Cons of CraigsList:
Overall: I use CraigsList to hire employees all the time! Using it in conjunction with the filtering process allows me to have an almost hands-off hiring process. I’ve found some amazing writers, designers and developers on CraigsList over the years.
Honorable Mentions that you’re more than welcome to go explore on your own (and let me know how you like them in the Comments below, okay?)
These are just a few of my thoughts and some of the sites that I use on a regular basis. If you have any good sites to suggest, please do so in the Comments section below.
Feel free to ask any questions you have as well as comment on any successes or failures you’ve had with outsourcing work.

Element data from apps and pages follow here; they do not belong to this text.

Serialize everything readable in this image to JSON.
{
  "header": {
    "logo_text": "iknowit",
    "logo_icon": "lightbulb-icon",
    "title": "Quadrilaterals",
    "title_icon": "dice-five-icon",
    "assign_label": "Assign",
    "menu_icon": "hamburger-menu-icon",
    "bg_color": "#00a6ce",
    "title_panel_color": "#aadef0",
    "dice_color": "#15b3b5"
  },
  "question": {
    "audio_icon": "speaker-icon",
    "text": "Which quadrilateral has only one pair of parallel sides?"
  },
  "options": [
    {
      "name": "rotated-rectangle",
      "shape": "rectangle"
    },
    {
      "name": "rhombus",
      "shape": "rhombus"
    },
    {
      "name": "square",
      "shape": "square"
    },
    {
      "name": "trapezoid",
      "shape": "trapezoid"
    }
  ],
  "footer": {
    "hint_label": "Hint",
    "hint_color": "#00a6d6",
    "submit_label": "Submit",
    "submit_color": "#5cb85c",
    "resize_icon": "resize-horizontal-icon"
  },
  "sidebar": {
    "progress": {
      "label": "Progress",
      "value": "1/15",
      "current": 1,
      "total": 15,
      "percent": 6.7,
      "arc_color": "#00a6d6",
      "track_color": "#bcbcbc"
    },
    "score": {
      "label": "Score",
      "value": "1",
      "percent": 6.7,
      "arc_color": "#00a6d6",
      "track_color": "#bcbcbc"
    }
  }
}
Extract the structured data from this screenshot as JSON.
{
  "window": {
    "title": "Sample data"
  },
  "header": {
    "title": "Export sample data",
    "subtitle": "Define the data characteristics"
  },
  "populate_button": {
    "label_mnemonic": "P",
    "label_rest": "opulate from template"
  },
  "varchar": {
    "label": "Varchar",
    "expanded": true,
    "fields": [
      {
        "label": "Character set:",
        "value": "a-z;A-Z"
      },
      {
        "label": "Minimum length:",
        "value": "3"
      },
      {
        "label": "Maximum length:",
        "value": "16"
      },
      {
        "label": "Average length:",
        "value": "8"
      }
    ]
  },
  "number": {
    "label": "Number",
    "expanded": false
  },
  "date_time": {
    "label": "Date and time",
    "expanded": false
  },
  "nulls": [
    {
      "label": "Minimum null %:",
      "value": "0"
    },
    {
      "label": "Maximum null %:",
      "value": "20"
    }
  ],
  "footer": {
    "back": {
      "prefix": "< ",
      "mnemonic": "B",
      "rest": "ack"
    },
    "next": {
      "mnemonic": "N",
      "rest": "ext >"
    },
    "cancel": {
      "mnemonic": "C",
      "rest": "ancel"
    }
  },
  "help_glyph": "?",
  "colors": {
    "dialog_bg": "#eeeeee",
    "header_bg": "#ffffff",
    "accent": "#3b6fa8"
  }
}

Are you having trouble handing your work off to someone else? Do you find that it’s just easier to do it all yourself? Do you hate putting together workflow systems? If you’ve answered “yes” to any of these questions this post is for you.
I’ve been spending the better part of a week putting together a new workflow system for a service we are offering and I realized something that you might also suffer from.
It doesn’t have a clinical name, but I think it should totally be admitted into the DSM one of these days. I’ll have to figure out a name for it. (EDIT: how about “Obvious-osis-itis”?)
When we are outlining systems, for others to follow, we take for granted all the little actions that it takes to accomplish things that we no longer think about. They become second nature to us, like they are obvious, but to someone new it’s totally foreign and needs to be spelled out to the “T”
If I said to you, “Hey let’s go grab some dinner, you drive.” What would you do? (Besides wonder why I never drive and why we’re still friends.)
Chances are you’d grab your keys, wallet/purse, and jump in the car and off we’d go. BUT… it’s actually more in depth than that.
If we break it down you’ll see that you really did much more. To someone that’s never driven a car before (first off, should they really be driving? probably not) there are a lot of different steps to follow.
Let’s have a look.
– Unlock the car
– get in
– insert key into ignition
– put foot on brake
– fasten seat belt
– turn key
– turn on lights
– check mirror
– shift car into gear
– remove the parking break
– check your mirrors
– check your blind spots
So what seems like second nature, get in the car and go, has quite a few steps that need to be explained for the person who’s going to be doing the work. If you take the time to outline all these steps once, you’ll save a lot of time, money on training, and you also have an accountability process built into your workflow.
A real world example:
Back in the day, when I was building my 2nd Digital marketing agency and we were scaling to $1MM+/year, I asked one of my partners for a list to help me outline the workflow on something they are an expert at.
Our goal was to be able to scale and eventually have someone help them with their work.
They gave me a list of 10 steps and that was a great start. Once we started working together, to outline everything, our end result was a full series of 29 steps that made it impossible for anything to fall through the cracks.
If you want to do this for yourself it really helps if you have someone work with you. Grab a colleague, co-worker, or friend and they can (hopefully) play dumb. That will force you to break things down into their most simple steps and will allow ANYONE to be able to perform the task(s) at hand.
As far as outlining your workflows. I find it’s helpful to use a software to manage them all. I really like Trello but there are any number of softwares you can use and they all have their pluses and minuses. Just depends on your needs.
The sooner you start building workflows the sooner you can hand your workload off to others, track what’s being done and what’s falling behind, and you can really scale your projects (read: save time and make more money.)
I’ll leave you with this quote from Einstein:
“Things should be made as simple as possible, but not simpler.”
In the example I shared with you it may seem like expanding our list of “ToDos” from 10 to 29 was making things more complex because we added more steps, but in reality we were making things run much more simple. And as an added bonus we were able to save A TON of time and money when it came to training.
Isn’t it time you performed an Obvious-ectemy on your workflows?